Developing performance metrics is a critical part of developing accountability as one of the principles of lean planning:
Lean business planning sets clear expectations and then follows up on results. It compares results with expectations. People on a team are held accountable only if management actually does the work of tracking results and communicating them, after the fact, to those responsible.
“Metrics” is my favorite word for performance measurements that you track as part of your regular planning process. They are numbers people can see and compare. Make them explicit as part of your lean plan. Show them to the management team as part of the planning and then show the results again and again during your monthly review meeting.

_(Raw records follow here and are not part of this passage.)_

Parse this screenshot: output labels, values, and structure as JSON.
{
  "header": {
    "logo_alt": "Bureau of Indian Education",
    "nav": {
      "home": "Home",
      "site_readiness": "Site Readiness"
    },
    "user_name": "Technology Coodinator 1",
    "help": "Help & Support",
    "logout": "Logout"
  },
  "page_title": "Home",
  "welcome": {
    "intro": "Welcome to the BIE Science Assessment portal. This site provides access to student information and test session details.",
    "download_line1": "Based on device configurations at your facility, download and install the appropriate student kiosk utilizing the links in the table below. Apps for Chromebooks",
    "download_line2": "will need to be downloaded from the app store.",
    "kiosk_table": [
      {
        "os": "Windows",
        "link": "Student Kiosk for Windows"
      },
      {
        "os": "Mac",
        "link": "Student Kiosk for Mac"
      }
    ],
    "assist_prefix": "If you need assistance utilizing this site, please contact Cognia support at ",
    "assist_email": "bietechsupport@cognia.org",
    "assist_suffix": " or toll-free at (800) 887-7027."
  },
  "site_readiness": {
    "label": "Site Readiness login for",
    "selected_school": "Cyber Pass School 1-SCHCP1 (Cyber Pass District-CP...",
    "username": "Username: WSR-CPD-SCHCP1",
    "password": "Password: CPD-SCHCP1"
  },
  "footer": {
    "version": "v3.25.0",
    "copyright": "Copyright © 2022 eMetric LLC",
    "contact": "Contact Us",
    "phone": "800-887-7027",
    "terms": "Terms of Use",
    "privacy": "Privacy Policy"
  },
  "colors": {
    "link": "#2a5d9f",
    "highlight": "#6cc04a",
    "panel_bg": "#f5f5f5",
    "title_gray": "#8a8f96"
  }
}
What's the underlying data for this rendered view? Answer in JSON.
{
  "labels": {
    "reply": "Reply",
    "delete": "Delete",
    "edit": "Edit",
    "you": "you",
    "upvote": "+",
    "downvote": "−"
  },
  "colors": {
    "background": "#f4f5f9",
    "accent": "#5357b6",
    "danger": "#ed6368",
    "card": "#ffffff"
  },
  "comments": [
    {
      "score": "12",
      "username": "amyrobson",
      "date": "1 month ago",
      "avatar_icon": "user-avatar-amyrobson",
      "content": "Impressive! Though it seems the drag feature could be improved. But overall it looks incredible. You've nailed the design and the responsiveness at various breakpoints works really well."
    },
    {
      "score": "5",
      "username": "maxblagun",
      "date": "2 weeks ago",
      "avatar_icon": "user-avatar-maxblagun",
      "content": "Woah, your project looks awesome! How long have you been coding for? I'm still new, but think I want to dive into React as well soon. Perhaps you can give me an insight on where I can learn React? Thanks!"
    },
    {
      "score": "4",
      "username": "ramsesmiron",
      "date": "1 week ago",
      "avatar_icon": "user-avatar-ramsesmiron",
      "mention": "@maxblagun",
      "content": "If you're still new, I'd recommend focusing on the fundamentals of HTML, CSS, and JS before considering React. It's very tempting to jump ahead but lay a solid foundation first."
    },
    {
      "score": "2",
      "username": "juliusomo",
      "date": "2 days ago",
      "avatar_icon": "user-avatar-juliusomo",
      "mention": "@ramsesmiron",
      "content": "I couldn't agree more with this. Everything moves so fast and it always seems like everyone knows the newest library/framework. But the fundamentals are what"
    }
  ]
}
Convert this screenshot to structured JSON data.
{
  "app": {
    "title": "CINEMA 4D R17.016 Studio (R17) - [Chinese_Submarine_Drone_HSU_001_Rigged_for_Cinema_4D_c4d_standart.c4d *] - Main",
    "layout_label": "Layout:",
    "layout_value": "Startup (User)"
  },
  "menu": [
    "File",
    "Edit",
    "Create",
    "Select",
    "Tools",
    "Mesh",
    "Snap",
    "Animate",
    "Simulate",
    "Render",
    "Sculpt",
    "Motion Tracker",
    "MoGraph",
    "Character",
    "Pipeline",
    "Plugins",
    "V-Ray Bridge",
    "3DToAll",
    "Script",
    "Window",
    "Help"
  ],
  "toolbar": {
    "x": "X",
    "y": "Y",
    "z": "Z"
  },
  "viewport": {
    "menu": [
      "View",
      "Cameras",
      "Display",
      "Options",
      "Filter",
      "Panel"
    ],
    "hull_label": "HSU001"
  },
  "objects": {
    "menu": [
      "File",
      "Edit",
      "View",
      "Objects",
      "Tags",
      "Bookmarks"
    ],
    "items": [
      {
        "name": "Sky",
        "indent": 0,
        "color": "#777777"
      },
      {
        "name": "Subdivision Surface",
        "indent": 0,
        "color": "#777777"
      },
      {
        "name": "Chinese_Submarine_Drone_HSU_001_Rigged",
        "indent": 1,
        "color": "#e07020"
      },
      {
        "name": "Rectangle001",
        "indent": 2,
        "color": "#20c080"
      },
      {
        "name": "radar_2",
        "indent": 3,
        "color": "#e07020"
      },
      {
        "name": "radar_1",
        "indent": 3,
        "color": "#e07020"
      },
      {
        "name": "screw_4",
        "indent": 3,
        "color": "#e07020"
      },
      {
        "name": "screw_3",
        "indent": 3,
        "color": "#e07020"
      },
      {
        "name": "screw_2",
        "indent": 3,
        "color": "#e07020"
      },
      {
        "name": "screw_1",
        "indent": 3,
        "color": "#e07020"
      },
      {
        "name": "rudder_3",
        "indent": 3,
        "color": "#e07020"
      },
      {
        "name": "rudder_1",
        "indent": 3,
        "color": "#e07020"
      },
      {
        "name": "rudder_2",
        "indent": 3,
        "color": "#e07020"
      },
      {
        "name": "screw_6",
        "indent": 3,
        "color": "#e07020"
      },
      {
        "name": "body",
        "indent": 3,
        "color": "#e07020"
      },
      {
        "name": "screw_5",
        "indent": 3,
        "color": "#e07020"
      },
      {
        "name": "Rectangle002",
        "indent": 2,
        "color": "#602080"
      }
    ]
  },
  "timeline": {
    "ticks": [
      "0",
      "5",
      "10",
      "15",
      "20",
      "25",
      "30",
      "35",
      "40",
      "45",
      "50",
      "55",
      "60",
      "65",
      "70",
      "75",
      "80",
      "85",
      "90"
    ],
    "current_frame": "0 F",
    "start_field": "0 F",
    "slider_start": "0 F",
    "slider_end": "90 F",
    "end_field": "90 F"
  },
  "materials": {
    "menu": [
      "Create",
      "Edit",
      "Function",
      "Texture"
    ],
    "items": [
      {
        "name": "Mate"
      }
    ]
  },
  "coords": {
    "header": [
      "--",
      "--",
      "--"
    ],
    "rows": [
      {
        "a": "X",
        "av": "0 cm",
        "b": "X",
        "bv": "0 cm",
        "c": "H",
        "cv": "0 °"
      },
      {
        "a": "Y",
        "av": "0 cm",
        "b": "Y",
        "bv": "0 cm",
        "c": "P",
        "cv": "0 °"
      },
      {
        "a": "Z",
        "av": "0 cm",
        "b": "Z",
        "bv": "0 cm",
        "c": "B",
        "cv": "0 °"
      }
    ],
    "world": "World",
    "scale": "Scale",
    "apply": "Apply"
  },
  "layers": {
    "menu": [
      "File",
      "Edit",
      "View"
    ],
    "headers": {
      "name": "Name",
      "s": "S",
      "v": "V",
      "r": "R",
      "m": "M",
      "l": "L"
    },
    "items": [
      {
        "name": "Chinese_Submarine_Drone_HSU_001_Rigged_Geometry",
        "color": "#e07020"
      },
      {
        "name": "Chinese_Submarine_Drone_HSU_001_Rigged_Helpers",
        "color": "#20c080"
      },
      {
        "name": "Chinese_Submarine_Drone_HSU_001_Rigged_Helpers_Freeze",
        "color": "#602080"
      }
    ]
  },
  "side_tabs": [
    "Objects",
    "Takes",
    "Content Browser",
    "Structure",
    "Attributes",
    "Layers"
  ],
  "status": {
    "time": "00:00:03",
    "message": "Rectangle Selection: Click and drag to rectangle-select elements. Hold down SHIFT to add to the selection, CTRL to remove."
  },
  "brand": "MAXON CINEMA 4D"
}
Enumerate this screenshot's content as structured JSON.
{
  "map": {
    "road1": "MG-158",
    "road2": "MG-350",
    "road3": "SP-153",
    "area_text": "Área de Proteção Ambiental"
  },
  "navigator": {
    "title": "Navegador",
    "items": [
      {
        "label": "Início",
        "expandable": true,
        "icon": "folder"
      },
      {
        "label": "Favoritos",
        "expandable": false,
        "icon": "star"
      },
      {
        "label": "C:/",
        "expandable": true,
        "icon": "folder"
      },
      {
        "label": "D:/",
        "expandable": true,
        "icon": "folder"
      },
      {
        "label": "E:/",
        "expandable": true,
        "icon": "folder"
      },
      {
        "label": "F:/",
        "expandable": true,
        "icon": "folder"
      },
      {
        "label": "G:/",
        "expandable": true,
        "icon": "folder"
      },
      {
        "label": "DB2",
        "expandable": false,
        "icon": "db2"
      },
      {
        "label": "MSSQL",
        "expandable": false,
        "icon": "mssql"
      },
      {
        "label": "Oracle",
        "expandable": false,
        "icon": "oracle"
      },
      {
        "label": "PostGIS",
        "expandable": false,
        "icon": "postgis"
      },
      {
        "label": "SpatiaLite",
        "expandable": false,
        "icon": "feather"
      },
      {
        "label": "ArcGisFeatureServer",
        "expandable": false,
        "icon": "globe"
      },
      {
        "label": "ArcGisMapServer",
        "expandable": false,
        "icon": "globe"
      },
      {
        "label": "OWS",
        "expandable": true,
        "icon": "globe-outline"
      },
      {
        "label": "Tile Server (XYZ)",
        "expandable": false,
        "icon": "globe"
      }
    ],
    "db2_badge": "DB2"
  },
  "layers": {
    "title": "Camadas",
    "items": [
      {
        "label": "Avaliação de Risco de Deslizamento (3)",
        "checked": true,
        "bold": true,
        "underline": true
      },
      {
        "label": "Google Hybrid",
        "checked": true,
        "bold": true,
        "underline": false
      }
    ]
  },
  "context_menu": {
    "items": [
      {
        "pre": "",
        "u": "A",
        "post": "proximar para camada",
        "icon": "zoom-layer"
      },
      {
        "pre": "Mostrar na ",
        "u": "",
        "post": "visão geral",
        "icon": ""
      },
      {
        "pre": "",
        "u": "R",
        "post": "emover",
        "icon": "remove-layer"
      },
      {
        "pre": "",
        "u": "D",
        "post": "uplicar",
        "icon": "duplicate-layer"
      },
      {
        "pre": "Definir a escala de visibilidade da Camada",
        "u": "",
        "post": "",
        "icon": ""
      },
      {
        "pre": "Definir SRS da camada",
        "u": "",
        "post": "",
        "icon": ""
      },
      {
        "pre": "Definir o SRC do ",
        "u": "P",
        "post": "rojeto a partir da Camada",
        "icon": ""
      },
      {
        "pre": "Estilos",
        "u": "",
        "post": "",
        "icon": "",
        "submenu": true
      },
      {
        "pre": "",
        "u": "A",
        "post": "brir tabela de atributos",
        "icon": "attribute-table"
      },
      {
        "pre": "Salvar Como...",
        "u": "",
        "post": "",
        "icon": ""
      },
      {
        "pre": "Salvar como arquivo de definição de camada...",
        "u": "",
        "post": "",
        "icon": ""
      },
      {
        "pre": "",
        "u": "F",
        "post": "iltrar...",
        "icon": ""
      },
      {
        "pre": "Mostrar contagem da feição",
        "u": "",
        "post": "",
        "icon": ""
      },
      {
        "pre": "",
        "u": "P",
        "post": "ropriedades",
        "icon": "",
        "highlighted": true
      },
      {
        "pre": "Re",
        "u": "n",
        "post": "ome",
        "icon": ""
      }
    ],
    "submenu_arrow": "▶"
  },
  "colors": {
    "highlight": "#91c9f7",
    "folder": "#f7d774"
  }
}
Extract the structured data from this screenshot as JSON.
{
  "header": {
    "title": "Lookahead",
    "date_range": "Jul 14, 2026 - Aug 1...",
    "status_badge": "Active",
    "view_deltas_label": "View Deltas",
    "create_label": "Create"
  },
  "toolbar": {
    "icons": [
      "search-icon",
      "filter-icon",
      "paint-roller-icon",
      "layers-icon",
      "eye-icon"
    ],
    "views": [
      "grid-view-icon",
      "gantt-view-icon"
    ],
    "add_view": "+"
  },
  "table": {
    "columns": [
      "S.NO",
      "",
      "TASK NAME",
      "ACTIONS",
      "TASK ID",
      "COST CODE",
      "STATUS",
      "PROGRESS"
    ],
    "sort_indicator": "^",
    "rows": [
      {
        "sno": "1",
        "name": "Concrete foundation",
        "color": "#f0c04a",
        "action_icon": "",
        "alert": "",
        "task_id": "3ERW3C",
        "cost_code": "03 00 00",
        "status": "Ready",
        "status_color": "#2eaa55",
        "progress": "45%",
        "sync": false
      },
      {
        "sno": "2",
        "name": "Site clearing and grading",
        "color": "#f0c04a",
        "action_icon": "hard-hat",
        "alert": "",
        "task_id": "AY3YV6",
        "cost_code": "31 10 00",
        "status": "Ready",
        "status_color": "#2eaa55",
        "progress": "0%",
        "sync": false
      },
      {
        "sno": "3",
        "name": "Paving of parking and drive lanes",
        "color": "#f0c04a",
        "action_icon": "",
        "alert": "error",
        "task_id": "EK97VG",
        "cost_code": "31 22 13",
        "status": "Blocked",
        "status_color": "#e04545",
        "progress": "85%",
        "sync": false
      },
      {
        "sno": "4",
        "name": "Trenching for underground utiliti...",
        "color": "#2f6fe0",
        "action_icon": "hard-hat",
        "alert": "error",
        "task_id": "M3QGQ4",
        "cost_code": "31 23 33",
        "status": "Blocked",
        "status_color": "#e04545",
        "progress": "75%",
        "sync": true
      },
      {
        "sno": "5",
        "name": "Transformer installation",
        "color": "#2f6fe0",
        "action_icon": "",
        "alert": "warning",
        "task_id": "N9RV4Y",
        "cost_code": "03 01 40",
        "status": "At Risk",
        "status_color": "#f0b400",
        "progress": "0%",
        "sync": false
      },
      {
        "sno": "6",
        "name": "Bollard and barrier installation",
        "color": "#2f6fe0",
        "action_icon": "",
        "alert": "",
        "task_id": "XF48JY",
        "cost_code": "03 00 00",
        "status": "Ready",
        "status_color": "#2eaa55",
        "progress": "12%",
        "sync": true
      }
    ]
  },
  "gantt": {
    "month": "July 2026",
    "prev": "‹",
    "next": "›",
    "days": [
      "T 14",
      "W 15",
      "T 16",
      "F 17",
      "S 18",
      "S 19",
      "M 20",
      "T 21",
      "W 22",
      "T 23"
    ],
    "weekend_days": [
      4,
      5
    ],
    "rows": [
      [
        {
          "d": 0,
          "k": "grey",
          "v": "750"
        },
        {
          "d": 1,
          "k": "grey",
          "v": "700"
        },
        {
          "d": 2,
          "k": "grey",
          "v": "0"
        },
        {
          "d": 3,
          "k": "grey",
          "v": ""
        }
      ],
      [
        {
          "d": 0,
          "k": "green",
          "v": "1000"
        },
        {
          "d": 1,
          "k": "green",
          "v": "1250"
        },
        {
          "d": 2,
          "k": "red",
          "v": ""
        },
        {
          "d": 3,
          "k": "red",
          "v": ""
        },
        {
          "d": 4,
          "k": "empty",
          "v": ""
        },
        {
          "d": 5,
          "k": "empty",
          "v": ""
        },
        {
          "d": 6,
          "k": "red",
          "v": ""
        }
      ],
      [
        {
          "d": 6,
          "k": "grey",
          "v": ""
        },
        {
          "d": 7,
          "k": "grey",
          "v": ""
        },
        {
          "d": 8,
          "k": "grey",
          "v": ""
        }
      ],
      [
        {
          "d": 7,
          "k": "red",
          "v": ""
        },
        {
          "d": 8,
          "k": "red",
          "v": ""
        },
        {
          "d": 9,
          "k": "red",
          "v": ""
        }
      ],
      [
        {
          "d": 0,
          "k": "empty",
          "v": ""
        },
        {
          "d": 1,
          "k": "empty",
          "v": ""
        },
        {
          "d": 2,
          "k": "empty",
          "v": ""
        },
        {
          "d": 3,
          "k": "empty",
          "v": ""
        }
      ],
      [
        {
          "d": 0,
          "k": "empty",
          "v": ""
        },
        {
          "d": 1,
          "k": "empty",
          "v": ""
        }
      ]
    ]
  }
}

Management often boils down to setting clear expectations and then following up on results. Those expectations are the metrics.
The most obvious metrics are in the financial reports: sales, cost of sales, expenses, and so on. Most people in business understand how assigning specific responsibility for those financial numbers, and managing those numbers closely, builds accountability in a business. Those are classic performance metrics.
However, with good lean planning, you can look for metrics throughout the business, aside from what shows up in the financial reports. For example, marketing is traditionally accountable for levels of expenses in the financials, but also generates metrics on websites, social media, emails, conversions, visits, leads, seminars, advertisements, media placements, and so on. Sales is traditionally responsible for the sales reports in the financials, but there are also calls, visits, presentations, proposals, store traffic, price promotions, and so on. Customer service has calls, problems resolved, and other measures. Finance and accounting have metrics including collection days, payment days, and inventory turnover. Business is full of numbers to manage and track performance. When metrics are built into a plan, and shared with the management team, they generate more accountability and more management.
The illustration here shows the simple metrics for the bicycle store sample lean plan:
Developing the metrics required to bring your people into the planning process is very important. Involve the team in deciding what metrics to use. The people in charge often fail to realize how well the players on the team know their specific functions, and how they should be measured. And the people executing want explicit objective numbers they can track themselves.
Of course the starting expectation numbers alone aren’t enough. For real accountability, management revisits those numbers regularly, to track progress and make people accountable for results. This is a critical part of planning as steering the business and planning as management.